Pinal County Sheriff Paul Babeu is clinging to his Congressional campaign, despite being embroiled in what he has described as a "very messy situation."
Since New Times broke the story on February 17, Babeu has continued to deny allegations that he and his attorney threatened Jose Orozco, Babeu's ex-boyfriend and a Mexican national, with deportation over an allegedly expired visa.
But it's becoming increasingly difficult for Babeu to explain his lack of judgment in the matter: allowing half-naked photos of himself to float round the Internet, his sophomoric sexting with someone he hadn't even met, a profile on a salacious hook-up site for gay men -- and perhaps most damning for a conservative, illegal-immigrant-bashing politician -- revelations that his Mexican boyfriend may not have been authorized to volunteer for or donate money to the sheriff's political campaigns.
Indeed, Babeu's chances of winning a a seat in Arizona's conservative 4th Congressional District are diminishing.
According to the Arizona Capitol Times' Yellow Sheet, Babeu's most recent poll numbers have dropped significantly compared to an earlier poll conducted on February 18:
On February 23, the Yellow Sheet reported:
Overall, the Feb. 18 poll showed Babeu leading the field with 30 percent, compared to 26 percent for Gosar and 17 percent for Gould. But by yesterday, with the story appearing in the national media cycle, the tides began to shift: Gosar led the way with 30 percent, Babeu dropped to 25 percent and Gould had risen to 20 percent.

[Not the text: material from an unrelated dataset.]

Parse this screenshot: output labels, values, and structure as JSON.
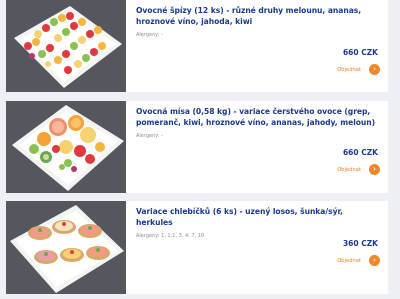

Last month, a survey conducted by the same pollster found Babeu with an early lead at 29 percent, with Gosar at 19 percent and Gould at 17 percent. Support for Babeu dropped in Mohave, Pinal and Yavapai counties between Saturday and Tuesday. Of note is that Babeu's support in Pinal County had dropped steeply since last month: The Jan. 18 poll showed him with 64 percent support in his home county, but that had dropped to 54 percent on Saturday and 50 percent yesterday.
Keep Phoenix New Times Free... Since we started Phoenix New Times, it has been defined as the free, independent voice of Phoenix, and we would like to keep it that way. Offering our readers free access to incisive coverage of local news, food and culture. Producing stories on everything from political scandals to the hottest new bands, with gutsy reporting, stylish writing, and staffers who've won everything from the Society of Professional Journalists' Sigma Delta Chi feature-writing award to the Casey Medal for Meritorious Journalism. But with local journalism's existence under siege and advertising revenue setbacks having a larger impact, it is important now more than ever for us to rally support behind funding our local journalism. You can help by participating in our "I Support" membership program, allowing us to keep covering Phoenix with no paywalls.